*** DATASET EXTRACT ***

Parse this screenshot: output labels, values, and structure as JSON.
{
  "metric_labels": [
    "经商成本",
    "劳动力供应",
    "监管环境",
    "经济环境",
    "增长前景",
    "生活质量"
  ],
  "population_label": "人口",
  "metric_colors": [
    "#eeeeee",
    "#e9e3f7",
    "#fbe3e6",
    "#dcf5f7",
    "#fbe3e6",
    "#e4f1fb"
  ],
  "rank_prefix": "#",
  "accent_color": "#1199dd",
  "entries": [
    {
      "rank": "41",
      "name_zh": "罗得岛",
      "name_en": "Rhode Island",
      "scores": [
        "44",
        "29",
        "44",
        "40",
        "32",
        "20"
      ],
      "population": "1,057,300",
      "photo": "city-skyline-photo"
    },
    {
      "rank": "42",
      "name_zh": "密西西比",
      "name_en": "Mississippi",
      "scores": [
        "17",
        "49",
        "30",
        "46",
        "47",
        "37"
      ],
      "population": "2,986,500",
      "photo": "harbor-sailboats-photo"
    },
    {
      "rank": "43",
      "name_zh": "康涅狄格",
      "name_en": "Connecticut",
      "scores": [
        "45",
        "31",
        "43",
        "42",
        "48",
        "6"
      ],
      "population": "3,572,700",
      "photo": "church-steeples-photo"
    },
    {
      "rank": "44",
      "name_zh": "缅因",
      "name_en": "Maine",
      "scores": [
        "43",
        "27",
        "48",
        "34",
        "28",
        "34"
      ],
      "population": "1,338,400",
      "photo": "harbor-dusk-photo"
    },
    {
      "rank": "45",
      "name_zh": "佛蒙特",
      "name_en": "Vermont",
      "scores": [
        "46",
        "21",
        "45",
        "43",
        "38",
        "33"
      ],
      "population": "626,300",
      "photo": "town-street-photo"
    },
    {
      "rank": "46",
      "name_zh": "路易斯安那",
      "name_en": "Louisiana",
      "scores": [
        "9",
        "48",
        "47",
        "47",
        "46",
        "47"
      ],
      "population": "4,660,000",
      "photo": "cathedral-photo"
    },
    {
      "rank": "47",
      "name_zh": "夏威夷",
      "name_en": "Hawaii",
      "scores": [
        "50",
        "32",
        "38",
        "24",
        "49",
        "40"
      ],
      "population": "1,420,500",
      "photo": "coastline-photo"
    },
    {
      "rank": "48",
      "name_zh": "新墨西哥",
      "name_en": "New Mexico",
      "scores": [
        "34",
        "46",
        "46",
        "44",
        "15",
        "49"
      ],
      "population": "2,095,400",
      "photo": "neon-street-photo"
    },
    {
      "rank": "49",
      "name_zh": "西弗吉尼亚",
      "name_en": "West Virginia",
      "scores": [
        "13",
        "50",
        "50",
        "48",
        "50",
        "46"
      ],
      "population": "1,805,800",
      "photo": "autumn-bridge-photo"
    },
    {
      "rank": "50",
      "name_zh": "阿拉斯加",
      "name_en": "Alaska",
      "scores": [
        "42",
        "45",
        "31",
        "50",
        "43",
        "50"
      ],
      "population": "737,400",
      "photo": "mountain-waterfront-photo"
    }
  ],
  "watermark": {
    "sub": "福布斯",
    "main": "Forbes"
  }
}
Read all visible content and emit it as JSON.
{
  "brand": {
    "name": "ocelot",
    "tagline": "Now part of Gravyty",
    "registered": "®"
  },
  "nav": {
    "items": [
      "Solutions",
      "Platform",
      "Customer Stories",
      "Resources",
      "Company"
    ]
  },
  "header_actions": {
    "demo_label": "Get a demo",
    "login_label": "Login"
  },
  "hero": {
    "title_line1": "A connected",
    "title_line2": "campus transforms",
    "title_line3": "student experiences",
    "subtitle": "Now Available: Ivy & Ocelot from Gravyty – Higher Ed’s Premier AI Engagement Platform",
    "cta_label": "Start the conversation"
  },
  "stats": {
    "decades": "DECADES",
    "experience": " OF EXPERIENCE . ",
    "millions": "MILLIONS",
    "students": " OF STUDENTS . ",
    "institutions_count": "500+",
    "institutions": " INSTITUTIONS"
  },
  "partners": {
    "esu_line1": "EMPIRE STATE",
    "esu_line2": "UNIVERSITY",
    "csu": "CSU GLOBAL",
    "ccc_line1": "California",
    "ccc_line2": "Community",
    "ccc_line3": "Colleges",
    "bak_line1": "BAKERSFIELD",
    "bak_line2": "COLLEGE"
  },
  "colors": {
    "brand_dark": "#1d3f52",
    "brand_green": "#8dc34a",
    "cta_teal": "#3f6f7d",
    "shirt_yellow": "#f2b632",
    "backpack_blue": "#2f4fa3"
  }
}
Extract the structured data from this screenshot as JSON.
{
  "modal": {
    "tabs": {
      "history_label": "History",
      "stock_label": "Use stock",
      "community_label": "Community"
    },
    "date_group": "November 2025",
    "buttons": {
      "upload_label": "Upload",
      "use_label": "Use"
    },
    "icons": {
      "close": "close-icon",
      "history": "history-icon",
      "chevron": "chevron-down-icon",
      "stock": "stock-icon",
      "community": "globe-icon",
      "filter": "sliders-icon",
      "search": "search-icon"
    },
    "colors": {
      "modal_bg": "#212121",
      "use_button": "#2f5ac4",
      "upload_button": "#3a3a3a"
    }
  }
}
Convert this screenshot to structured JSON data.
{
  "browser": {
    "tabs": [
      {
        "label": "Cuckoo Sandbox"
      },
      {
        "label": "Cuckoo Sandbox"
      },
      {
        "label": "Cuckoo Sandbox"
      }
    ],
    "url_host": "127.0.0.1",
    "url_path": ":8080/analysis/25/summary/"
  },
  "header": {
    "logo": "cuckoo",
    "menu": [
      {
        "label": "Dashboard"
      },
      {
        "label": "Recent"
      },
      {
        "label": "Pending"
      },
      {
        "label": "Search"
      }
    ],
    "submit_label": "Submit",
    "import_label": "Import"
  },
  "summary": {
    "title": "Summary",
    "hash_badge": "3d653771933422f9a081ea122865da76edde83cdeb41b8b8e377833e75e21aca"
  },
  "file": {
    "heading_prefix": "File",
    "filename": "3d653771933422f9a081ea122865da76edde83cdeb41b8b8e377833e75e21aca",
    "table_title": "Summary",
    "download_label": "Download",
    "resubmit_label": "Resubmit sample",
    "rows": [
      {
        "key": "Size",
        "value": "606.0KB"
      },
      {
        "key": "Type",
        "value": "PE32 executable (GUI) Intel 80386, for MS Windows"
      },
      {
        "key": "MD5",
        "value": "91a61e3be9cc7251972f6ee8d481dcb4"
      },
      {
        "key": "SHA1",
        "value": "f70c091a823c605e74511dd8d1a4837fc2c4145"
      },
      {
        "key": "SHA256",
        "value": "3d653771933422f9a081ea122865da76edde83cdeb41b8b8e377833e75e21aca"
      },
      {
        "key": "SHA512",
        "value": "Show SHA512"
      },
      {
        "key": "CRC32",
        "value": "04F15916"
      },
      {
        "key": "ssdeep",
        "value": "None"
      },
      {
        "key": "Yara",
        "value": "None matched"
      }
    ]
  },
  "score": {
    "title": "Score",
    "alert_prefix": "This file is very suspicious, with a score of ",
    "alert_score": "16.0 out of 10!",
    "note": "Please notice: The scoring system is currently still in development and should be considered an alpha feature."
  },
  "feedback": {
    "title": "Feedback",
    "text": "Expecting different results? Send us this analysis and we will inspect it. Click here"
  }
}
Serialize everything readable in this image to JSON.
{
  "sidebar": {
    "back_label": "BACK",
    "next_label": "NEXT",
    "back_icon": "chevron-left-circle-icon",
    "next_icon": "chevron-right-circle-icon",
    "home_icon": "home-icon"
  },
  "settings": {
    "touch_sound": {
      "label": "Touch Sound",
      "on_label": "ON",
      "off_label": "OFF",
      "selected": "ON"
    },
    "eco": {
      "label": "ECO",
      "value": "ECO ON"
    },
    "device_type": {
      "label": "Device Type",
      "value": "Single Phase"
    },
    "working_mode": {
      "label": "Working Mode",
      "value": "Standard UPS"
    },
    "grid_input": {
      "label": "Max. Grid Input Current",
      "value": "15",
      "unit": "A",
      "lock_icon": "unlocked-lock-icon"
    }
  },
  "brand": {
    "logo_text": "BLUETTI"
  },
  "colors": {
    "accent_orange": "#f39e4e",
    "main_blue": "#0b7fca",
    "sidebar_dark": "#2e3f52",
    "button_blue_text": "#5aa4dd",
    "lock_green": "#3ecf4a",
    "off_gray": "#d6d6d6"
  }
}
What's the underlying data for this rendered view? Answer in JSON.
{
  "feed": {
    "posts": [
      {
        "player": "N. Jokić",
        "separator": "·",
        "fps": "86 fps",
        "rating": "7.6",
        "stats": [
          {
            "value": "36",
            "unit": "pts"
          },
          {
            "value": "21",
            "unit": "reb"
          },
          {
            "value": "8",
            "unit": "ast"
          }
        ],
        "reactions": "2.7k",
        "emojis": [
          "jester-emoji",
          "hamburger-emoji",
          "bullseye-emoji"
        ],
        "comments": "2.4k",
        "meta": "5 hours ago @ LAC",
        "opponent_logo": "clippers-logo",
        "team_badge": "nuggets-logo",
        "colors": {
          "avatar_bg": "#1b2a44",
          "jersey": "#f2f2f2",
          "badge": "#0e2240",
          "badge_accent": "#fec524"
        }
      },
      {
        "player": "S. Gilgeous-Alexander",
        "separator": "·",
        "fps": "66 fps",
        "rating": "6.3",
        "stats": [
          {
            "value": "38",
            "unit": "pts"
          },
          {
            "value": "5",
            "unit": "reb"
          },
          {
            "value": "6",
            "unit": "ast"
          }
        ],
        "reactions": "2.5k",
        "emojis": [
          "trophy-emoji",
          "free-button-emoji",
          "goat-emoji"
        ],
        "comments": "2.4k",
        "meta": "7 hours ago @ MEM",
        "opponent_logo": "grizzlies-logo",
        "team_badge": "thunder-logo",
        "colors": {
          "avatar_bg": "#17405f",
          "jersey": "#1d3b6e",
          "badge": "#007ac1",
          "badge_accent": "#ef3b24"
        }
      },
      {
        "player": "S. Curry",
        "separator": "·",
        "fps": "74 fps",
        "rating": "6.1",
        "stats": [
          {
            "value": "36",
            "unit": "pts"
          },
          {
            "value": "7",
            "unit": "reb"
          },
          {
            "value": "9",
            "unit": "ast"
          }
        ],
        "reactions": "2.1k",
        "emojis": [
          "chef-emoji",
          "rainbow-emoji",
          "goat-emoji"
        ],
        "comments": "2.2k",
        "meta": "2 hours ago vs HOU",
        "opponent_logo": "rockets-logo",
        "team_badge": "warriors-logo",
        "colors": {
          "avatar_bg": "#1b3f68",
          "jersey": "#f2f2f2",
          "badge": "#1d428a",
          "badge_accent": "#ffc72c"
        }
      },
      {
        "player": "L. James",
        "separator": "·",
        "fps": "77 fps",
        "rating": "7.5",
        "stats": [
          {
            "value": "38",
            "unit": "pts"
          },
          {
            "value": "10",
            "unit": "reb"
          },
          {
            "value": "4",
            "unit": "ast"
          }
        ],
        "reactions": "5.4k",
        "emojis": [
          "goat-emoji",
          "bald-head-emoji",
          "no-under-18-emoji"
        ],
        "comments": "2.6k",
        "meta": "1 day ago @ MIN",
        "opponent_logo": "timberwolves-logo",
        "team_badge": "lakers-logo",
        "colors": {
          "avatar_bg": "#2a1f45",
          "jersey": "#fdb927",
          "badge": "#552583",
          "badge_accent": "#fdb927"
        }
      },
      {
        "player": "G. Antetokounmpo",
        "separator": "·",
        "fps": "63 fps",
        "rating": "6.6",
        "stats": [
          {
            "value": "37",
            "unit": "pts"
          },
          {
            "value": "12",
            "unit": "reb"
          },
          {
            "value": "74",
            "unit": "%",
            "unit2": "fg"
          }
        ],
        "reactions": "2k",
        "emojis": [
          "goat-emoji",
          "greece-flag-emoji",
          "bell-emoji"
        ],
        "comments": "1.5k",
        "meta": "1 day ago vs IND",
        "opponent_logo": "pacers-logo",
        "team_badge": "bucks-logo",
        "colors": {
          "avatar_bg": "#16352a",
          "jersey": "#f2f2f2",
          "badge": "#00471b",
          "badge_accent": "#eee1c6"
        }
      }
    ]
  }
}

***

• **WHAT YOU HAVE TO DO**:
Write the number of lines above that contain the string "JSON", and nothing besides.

• **RESULT BELOW**:
6